* Collected data entries:
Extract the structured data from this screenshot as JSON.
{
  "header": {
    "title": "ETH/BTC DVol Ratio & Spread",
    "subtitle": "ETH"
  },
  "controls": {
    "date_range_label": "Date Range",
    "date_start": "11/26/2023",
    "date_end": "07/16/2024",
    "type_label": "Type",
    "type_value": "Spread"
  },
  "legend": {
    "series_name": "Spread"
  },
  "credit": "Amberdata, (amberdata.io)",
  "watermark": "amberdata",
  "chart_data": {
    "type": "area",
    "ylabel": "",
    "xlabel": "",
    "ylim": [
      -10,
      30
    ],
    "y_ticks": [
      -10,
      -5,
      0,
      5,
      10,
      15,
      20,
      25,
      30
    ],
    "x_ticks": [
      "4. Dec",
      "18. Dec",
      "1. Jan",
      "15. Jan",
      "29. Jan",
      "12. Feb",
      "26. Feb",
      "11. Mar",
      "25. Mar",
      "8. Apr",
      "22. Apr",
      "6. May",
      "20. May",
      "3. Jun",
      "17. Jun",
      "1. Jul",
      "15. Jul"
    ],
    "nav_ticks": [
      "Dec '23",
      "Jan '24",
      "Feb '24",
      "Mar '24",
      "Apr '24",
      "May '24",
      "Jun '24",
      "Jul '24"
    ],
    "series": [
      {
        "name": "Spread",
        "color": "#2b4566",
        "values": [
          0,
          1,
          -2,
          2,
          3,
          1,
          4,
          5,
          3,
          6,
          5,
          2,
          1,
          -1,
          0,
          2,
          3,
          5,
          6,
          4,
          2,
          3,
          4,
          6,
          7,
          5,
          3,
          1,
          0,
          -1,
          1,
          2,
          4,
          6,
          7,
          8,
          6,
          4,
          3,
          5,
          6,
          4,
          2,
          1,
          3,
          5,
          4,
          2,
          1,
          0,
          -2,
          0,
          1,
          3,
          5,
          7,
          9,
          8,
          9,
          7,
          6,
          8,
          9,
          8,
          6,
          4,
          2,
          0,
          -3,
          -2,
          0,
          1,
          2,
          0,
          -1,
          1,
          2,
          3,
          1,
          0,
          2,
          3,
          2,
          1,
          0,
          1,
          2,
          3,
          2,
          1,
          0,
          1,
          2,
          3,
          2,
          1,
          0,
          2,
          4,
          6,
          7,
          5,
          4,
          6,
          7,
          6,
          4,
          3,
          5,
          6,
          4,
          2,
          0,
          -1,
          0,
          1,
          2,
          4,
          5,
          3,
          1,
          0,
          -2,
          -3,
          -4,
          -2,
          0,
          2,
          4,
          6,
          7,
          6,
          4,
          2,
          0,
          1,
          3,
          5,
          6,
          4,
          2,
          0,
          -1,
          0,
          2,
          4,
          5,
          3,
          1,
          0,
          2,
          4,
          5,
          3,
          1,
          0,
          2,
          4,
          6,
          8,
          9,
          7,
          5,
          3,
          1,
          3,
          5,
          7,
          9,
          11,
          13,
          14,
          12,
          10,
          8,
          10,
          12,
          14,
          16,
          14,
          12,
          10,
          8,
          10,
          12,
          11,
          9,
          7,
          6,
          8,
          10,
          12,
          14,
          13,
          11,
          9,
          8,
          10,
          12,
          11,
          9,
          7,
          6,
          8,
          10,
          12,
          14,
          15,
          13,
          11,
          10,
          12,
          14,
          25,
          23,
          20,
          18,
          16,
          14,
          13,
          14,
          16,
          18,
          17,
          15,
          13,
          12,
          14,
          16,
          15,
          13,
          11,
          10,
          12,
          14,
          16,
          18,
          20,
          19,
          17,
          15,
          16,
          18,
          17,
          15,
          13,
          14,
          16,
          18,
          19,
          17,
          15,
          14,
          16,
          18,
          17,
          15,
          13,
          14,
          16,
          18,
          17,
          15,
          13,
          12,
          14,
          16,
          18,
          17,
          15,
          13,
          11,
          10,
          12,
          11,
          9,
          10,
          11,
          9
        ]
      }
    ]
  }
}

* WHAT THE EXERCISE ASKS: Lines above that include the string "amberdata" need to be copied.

* ANSWER TO THIS PROBLEM:
  "credit": "Amberdata, (amberdata.io)",
  "watermark": "amberdata",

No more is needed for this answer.